▶ [Exercise]: Gather each line of the records where "JSON" appears.

Segment Start: Extracted material

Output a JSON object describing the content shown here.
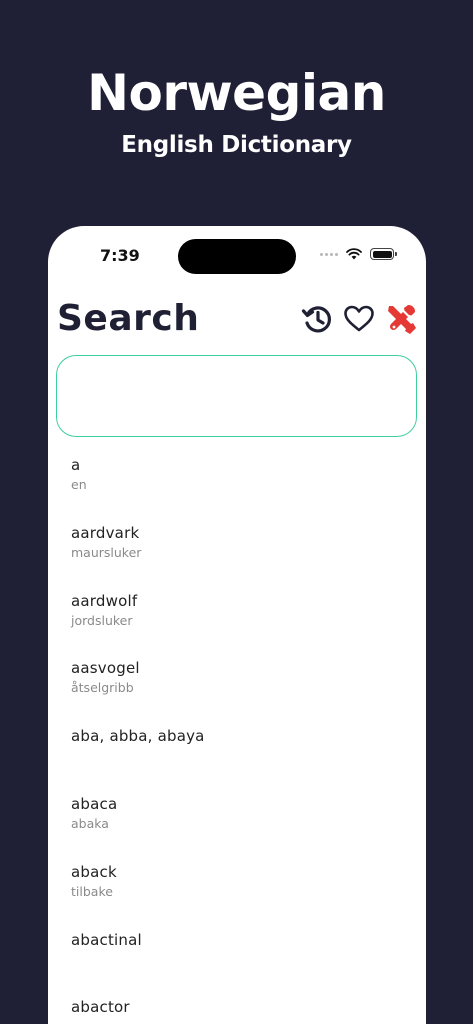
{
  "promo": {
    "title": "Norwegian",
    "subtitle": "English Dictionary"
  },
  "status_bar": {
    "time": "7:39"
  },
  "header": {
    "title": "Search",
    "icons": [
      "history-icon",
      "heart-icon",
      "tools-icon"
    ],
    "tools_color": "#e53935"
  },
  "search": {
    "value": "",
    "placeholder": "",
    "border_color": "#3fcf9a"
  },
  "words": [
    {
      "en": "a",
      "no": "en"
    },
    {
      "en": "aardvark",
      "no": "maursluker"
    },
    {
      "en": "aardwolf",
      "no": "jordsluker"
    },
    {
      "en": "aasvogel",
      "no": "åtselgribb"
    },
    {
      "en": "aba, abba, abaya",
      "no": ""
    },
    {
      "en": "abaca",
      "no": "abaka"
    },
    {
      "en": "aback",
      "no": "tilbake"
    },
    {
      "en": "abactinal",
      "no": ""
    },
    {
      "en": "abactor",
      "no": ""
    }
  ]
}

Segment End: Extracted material
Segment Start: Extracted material

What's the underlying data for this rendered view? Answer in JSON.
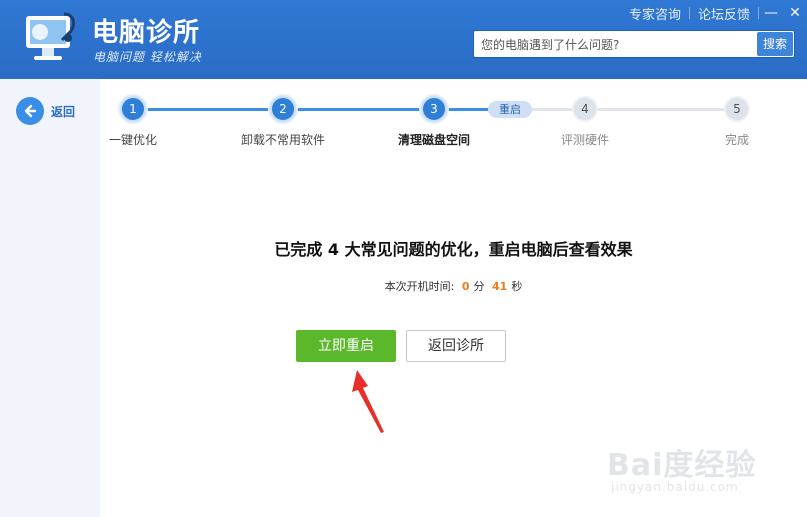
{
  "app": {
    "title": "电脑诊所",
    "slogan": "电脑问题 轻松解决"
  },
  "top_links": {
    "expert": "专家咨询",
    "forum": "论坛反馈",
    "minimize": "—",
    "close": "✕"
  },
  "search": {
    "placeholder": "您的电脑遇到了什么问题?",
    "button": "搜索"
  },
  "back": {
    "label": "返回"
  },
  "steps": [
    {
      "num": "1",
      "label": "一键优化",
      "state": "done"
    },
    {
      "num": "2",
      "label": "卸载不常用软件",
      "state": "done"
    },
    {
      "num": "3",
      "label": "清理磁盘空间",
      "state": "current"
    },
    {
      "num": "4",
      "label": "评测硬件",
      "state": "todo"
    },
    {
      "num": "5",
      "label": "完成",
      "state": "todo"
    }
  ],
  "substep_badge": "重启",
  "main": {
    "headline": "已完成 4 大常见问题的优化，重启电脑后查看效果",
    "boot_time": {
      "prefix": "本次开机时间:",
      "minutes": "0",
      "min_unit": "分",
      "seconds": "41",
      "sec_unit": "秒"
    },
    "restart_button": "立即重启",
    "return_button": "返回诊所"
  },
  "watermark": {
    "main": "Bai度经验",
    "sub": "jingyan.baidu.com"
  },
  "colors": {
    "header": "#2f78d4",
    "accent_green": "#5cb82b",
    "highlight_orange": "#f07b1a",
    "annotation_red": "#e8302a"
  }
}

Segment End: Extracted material

▶ [Answer for this exercise]:
Output a JSON object describing the content shown here.
What's the underlying data for this rendered view? Answer in JSON.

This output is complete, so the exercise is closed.